(App and web page records)
===============

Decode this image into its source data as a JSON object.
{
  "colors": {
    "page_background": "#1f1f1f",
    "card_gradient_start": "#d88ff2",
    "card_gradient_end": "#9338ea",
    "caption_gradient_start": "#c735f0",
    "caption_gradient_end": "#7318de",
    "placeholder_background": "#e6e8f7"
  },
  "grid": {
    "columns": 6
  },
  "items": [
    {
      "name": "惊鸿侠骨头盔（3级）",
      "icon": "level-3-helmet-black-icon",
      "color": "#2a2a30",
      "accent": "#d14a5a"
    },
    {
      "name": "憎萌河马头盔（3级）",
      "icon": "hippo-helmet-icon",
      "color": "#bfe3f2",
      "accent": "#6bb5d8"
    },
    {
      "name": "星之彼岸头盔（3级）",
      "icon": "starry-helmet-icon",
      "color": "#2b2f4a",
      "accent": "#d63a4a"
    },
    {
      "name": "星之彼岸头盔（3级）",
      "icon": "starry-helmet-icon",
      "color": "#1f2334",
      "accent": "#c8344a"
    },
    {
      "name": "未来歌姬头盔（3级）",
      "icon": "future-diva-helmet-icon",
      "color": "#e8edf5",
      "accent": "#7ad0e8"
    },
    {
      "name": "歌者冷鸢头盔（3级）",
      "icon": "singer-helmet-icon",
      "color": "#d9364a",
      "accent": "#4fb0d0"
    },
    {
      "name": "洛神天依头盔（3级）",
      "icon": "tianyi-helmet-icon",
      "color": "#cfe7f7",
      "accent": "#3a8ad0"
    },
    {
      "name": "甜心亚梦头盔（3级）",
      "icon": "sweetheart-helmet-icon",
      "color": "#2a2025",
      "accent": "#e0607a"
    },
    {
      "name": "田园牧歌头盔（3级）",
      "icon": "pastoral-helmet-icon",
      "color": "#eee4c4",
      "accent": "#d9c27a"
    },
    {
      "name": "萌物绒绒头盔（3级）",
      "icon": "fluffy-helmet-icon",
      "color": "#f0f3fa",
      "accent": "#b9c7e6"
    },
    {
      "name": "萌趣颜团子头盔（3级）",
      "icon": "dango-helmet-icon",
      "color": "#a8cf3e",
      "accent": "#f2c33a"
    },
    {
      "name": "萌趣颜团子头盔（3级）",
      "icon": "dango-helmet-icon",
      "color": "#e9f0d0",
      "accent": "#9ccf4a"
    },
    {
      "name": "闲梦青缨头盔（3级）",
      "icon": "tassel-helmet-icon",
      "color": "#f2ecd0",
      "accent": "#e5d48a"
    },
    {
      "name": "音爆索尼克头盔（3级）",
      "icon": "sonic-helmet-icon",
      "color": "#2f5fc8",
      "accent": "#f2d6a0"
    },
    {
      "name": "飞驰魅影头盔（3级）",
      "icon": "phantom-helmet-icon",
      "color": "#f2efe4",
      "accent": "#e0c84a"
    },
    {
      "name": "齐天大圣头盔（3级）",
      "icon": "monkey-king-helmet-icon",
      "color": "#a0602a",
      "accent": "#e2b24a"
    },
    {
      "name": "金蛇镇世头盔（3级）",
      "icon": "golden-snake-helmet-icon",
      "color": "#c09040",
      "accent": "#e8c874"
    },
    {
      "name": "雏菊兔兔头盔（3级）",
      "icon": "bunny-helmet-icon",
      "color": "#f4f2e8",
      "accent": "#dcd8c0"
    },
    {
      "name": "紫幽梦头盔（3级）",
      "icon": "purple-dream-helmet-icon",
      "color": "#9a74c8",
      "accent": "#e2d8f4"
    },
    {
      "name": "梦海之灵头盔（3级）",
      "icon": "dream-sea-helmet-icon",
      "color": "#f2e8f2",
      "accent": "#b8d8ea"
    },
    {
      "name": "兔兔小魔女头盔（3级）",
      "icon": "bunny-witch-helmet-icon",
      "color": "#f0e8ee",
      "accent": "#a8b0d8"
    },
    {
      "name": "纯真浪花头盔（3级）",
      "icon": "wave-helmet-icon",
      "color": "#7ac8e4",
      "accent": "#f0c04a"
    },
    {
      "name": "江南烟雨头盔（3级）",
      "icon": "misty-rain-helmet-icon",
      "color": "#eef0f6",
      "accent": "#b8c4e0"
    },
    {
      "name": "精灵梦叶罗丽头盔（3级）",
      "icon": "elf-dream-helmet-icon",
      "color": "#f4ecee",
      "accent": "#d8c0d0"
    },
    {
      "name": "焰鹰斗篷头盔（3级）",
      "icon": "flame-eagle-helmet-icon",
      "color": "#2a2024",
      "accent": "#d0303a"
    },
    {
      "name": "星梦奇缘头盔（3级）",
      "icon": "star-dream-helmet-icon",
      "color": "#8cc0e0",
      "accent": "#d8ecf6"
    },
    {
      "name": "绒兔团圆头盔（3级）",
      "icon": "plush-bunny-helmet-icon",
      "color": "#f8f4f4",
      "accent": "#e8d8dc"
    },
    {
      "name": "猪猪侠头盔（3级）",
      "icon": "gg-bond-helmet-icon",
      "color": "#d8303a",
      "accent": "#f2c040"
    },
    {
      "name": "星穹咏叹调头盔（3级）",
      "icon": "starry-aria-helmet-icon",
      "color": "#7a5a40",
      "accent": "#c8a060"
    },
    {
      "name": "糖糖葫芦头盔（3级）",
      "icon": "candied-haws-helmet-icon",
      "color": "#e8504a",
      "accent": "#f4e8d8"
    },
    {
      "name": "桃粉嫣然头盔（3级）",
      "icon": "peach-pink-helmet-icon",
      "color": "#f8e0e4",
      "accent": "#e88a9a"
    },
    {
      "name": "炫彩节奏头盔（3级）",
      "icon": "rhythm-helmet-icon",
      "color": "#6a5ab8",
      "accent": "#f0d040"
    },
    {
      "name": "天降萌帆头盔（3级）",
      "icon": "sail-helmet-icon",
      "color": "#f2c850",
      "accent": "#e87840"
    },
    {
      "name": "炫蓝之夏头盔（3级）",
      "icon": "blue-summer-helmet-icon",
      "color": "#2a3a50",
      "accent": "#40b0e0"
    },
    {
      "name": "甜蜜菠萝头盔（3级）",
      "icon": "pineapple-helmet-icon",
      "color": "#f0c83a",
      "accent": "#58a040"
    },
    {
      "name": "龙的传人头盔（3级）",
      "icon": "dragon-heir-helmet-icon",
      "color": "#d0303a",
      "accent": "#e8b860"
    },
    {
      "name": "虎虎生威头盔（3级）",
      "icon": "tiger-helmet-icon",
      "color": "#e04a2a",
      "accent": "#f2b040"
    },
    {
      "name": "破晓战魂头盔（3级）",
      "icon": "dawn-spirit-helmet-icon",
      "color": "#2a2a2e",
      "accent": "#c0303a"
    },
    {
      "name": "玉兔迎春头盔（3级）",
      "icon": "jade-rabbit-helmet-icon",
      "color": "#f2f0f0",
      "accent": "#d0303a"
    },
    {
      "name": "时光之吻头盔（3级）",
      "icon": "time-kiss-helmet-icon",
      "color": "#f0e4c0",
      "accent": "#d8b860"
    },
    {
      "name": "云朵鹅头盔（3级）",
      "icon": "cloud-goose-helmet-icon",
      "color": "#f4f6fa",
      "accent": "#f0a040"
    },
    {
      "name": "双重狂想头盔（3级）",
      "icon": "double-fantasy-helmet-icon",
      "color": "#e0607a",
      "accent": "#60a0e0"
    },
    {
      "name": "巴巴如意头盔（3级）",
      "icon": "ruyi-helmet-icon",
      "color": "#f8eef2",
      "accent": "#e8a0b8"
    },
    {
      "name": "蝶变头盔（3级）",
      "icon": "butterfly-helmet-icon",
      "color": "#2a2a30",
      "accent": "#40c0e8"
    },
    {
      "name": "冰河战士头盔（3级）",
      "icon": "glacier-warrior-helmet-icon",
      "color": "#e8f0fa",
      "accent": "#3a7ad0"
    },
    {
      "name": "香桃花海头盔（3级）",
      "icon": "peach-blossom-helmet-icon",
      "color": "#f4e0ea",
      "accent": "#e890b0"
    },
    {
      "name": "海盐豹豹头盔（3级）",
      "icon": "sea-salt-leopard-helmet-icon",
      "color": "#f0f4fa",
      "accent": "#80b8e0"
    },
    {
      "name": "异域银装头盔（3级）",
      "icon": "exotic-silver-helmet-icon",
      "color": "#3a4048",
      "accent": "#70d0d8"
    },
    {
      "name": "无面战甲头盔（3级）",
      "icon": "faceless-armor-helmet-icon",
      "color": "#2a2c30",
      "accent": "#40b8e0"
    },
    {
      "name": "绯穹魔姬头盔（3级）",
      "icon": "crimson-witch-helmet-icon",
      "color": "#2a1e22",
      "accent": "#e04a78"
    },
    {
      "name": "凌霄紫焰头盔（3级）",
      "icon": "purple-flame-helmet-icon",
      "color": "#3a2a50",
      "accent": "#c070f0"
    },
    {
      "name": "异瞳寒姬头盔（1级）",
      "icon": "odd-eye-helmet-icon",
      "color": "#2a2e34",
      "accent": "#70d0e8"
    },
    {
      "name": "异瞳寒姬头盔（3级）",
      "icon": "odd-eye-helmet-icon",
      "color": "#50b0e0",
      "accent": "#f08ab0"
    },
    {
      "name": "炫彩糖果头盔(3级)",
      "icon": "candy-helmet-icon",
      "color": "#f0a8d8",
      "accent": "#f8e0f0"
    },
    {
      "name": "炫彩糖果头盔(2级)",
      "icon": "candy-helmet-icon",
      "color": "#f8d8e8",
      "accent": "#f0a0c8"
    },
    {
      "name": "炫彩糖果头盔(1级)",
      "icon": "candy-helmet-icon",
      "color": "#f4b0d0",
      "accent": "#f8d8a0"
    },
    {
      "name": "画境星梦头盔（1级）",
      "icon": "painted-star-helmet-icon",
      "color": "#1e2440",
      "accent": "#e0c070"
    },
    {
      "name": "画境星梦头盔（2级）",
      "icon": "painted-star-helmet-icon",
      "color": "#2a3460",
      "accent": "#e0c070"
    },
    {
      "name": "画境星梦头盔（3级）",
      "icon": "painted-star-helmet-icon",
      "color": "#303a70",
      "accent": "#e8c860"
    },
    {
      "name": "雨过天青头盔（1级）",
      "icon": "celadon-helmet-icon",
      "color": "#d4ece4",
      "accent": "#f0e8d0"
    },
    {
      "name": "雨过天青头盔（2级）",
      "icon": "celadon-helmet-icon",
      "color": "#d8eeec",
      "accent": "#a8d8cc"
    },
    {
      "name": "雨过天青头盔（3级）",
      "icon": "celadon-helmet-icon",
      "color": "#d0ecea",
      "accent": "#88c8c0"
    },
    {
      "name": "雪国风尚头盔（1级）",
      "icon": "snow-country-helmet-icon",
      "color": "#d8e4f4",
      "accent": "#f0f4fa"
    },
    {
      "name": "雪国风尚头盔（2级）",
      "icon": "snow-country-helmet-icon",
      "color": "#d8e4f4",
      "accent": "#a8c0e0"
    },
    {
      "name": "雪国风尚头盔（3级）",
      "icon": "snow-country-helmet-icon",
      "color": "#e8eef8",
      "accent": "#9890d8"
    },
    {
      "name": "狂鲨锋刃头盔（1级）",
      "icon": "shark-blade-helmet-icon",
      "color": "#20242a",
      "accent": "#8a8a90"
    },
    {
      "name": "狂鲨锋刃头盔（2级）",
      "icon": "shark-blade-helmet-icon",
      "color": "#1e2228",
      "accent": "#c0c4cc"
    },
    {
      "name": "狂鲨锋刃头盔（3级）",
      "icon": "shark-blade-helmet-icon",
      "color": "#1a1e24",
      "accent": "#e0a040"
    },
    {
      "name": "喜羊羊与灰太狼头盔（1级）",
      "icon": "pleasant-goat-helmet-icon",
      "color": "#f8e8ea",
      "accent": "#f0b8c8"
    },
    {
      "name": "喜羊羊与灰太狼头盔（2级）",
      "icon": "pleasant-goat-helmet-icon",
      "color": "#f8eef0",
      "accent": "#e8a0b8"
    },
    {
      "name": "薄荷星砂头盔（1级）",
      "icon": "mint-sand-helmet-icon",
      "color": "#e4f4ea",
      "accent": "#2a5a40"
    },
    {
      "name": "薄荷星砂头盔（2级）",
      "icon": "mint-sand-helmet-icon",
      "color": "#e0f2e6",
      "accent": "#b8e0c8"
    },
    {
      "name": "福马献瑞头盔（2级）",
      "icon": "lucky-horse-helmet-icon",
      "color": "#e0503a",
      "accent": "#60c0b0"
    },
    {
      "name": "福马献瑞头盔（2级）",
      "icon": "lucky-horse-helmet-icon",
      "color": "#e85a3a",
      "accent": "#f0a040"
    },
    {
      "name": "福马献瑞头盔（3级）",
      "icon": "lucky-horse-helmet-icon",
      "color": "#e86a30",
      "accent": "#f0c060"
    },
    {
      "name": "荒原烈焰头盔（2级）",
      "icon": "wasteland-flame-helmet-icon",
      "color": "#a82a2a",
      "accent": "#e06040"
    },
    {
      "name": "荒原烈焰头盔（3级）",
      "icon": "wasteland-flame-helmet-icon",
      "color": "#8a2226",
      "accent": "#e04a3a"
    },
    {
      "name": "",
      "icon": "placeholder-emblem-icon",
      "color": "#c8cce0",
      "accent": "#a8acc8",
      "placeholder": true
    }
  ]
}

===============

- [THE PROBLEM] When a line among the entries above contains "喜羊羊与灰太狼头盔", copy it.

- [SOLUTION TO THIS PROBLEM]
      "name": "喜羊羊与灰太狼头盔（1级）",
      "name": "喜羊羊与灰太狼头盔（2级）",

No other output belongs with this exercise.